This is the prequel to Neal Asher’s Agent Cormac series and it covers Cormac’s early years and the first missions that formed the basis of the man he later became.
Title: Shadow of the Scorpion
Series: prequel to the Agent Cormac series
Author: Neal Asher
Cover Art: Jon Sullivan
Paperback: 304 pages
Publisher: Nightshade Books 2008 (US) | Tor UK 2009
Genre: Space Opera | Military Science Fiction | Post human
Order by: Tor UK | Amazon US | UK | B&N | sfbok
[blurb] Raised to adulthood during the end of the war between the human Polity and the vicious arthropoid race, the Prador, Ian Cormac is haunted by childhood memories of a sinister scorpion-shaped war drone and the burden of losses he doesn’t remember.
In the years following the war he signs up with Earth Central Security, and is sent out to help either restore and simply maintain order on worlds devastated by Prador bombardment.
There he discovers that though the old enemy remain as murderous as ever, they are not anywhere near as perfidious or dangerous as some of his fellow humans, some of them closer to him than he would like …
The book is dedicated to the Island of Crete, because the scorpions are small there which doesn’t fit the one in the book, but then he is not on Crete either.
The protagonist is Ian Cormac the young boy and Cormac the soldier in training.

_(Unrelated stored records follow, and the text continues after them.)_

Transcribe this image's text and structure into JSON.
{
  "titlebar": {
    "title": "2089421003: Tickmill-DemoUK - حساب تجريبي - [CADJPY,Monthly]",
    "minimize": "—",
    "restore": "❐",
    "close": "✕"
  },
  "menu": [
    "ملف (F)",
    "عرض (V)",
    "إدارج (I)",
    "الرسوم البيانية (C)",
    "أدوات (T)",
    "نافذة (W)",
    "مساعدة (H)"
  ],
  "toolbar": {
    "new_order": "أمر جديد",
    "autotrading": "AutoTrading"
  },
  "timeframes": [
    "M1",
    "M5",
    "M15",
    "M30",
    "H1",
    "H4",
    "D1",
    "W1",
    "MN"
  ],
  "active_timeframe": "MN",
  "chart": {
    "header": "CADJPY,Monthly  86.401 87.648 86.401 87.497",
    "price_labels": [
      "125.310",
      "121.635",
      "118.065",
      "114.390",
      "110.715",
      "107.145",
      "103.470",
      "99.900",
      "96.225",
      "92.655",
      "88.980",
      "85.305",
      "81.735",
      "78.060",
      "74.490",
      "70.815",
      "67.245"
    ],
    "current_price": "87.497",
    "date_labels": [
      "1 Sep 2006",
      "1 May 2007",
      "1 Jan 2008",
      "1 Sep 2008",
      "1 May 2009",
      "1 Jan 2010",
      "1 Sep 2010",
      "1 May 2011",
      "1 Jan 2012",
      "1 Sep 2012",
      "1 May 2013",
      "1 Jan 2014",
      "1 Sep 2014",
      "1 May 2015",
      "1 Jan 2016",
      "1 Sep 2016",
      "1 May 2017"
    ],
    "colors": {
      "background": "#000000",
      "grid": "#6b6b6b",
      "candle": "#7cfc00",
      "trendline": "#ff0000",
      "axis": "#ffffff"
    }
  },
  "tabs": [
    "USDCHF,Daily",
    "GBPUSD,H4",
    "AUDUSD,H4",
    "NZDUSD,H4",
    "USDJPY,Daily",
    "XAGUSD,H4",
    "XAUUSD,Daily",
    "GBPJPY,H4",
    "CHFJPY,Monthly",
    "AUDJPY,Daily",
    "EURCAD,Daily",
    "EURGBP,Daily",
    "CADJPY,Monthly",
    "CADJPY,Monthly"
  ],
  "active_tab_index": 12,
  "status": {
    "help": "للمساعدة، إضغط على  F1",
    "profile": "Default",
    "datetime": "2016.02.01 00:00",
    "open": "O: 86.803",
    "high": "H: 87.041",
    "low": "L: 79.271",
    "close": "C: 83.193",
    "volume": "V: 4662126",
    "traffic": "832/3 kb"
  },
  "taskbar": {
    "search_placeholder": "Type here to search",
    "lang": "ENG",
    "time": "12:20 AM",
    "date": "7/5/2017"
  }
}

The book starts with a flashback to young Ian alone with his mother in the desert. That’s where he sees the scorpion-shaped old war drone for the first time. The story focuses mainly on a selection of mission made by young Cormac with flashbacks to his youth.
Neal Asher is a British science fiction author living in Essex. I am most familiar with and love the now six Agent Cormac novels in the Polity universe. He has also written the Splatterjay Trilogy and a number of standalone novels and short stories in the same universe that I am keen on reading (expected summer reading 2010).
The world Neal Asher paints is the Polity where humanity has spread hundreds of light years ruled by benign artificial intelligences (AIs). Instead of evolving into something in-comprehensive by humans the AI:s choose to stay with their creators. There are some post human features in there mind-upload into golem bodies, nano technology, body enhancments, computer-brain interfaces, sentient spaceships and much much more.
One thing that sets Neal Asher apart from the usual Space Opera is the complex and well thought out future society he created. It is complex and believable.
Young Cormac has to find his way as a soldier on the war thorn planet Hagren where he first experience the Separatists as they tries to sneak into the crashed Prador warship to steal warheads. Faced with both the Separatists and surviving Prador crew Cormac has to make some hard decisions and learn just how far he is prepared to go. Fighting your own people is not what he expected.
The big mystery is the war drone, where is it from, what do it want?
The other thing that sets Neal apart is the characterization. Neal is a wizard with characters, a new character comes to life in a few paragraphs and they all makes sense and add their part to the story.
The main character Ian Cormac, or Cormac as he prefers is easy to love, but he is a complex character with many dimensions. He deeply contemplates the choices he makes and feels bad about the hard ones he has to make but he comes through with determination and adaptability. He and the other characters grow and take on new roles.
The questions the characters ponder are also high quality. In this novel Neal ponders moral questions about being a parent and protecting your child as well as many of the questions a soldier has to ask himself when he stands against his own. Many of those questions are current today, the technologies exist today but they are used on soldiers returning from war and they are just as controversial now.
The Shadow of the Scorpion is an excellent introduction to Agent Cormac and the Polity universe. It takes on some deeply moral issues as well as being a fast paced science fiction story with aliens, rebels and sentient war machines. It works as a standalone novel and gives great background if you are already into the Cormac series.